Meanwhile, the electrons trapped in Earth’s magnetosphere are decreasing in thermal speed. At an altitude below 20,000 km (or 12,000 miles), the Alfvén waves will be moving just a bit faster than the electrons’ thermal speed. This enables electrons traveling in the same direction to “surf” the Alfvén waves. Any surfer can tell you that the trick to catching a wave is to paddle until your board’s speed matches that of an incoming wave; otherwise the wave will just shoot right past, leaving you bobbing forlornly behind on your surfboard, watching everyone else have all the fun. The electrons do essentially the same thing.

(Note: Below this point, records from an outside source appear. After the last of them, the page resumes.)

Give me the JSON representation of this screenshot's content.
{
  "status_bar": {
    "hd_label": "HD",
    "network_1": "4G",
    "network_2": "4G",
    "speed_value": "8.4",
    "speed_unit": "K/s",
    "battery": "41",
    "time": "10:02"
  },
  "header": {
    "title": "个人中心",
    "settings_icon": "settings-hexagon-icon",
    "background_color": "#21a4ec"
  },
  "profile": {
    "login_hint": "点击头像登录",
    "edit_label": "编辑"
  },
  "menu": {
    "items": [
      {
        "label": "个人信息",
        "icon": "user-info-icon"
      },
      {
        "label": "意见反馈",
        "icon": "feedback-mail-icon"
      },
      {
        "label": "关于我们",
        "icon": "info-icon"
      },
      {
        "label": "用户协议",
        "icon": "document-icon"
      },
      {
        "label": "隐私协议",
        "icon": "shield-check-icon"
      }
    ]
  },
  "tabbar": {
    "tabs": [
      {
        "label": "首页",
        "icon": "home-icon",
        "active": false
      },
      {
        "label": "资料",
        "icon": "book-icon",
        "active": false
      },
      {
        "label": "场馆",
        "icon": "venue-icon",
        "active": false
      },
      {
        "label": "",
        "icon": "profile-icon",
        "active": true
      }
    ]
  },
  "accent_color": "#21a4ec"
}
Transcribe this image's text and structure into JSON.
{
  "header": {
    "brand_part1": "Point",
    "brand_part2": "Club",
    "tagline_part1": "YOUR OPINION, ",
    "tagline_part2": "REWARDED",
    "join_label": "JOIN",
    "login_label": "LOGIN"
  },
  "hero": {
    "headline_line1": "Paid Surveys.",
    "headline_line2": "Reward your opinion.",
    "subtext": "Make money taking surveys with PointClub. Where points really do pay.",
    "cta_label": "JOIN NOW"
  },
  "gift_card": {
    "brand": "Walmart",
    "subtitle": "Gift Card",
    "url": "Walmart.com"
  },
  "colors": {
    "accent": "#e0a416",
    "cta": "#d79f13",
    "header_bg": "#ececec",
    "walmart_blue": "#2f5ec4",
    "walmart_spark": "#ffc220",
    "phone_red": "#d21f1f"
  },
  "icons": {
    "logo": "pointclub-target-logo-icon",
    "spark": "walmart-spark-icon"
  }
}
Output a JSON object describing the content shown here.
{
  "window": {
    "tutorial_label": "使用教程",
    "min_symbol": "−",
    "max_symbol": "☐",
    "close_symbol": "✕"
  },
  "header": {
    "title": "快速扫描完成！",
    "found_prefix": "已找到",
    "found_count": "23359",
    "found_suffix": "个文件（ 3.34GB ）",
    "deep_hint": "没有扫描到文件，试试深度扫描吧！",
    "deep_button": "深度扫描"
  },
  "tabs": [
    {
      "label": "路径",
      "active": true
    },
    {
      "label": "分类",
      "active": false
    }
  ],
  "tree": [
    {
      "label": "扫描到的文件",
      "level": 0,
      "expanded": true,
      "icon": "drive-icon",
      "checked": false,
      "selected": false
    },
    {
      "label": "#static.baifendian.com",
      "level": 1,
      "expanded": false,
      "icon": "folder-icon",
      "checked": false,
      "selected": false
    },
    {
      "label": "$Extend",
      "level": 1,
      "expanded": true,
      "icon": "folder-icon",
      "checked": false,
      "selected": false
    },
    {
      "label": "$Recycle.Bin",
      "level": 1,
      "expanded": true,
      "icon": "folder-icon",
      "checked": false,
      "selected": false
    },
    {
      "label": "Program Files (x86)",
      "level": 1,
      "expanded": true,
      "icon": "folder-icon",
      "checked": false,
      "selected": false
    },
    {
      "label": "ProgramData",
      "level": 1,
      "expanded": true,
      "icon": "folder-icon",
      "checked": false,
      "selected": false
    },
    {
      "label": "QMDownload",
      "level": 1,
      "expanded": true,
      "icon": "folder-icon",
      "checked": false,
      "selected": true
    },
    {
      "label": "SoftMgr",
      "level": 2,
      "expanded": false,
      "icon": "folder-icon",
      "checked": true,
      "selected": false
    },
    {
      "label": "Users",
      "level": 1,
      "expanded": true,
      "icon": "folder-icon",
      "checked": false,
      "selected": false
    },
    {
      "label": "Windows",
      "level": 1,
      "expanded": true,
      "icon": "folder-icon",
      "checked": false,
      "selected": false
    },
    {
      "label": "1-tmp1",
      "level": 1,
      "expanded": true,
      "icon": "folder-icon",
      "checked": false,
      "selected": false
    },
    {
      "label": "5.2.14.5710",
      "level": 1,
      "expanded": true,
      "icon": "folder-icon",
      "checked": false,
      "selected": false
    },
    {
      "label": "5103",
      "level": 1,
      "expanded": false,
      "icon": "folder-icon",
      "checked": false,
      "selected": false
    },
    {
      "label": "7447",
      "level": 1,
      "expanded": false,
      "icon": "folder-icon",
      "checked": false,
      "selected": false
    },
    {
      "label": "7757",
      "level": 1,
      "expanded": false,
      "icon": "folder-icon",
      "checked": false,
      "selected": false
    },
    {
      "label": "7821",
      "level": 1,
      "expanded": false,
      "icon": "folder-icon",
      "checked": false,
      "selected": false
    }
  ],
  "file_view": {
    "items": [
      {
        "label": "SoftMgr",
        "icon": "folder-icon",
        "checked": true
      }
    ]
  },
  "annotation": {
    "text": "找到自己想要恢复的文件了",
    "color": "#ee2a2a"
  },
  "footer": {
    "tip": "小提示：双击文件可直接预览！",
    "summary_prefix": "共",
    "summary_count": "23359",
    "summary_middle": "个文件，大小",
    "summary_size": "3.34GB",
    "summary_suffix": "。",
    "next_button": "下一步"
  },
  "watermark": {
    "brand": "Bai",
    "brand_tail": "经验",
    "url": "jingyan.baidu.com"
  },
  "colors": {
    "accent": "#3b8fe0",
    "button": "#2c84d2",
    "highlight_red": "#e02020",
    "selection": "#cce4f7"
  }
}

As energy is transferred from waves to electrons, those electrons accelerate up to 20,000 km/s (or 45 million mph) before colliding with atoms in the thin air of the upper atmosphere, producing a discrete aurora arc. It’s a phenomenon known as Landau damping, after the Soviet physicist Lev Landau who first described it theoretically in 1946. The effect is also essential for stability in particle accelerators, since it suppresses any unwanted motions from particle beams interacting with their surroundings via electromagnetic wakefields.
There is already some evidence in support of this theory from observations of Alfvén waves moving Earthward above auroras made during the flight of sounding rockets and certain spacecraft missions. But a definitive measurement for both Alfvén waves and the accelerated electrons was still lacking. So the team decided to conduct a series of experiments at the Large Plasma Device (LPD) at UCLA’s Basic Plasma Science Facility, which creates plasmas capable of supporting Alfvén waves—similar to plasmas in space, albeit on a smaller, terrestrial scale.
It was a daunting challenge, since they needed to measure a very small population of electrons as they sped down the LPD chamber, at close to the same speed as the Alfvén waves. So the physicists had to develop a number of new instruments and techniques—not just a device sensitive enough to measure a few electrons, but also a high-powered antenna to launch Alfvén waves with the right characteristics to be able to accelerate those electrons. They also had to figure out how to combine measurements of the electrons and electric fields to get a unique signature for that acceleration.
All the electrons in the plasma created within the experimental chamber moved at a range of speeds, but less than one in a thousand were moving down the chamber at nearly the same speed as the Alfvén waves. And as predicted, “Measurements revealed this small population of electrons undergoes ‘resonant acceleration’ by the Alfvén wave’s electric field, similar to a surfer catching a wave and being continually accelerated as the surfer moves along with the wave,” said co-author Greg Howes, a physicist at the University of Iowa. The experimental results matched their predicted signature for the damping effect.
“The idea that these waves can energize the electrons that create the aurora goes back more than four decades, but this is the first time we’ve been able to confirm definitively that it works,” said co-author Craig Kletzing, also a physicist at the University of Iowa. “These experiments let us make the key measurements that show that the space measurements and theory do, indeed, explain a major way in which the aurora are created.”
DOI: Nature Communications, 2021. 10.1038/s41467-021-23377-5 (About DOIs).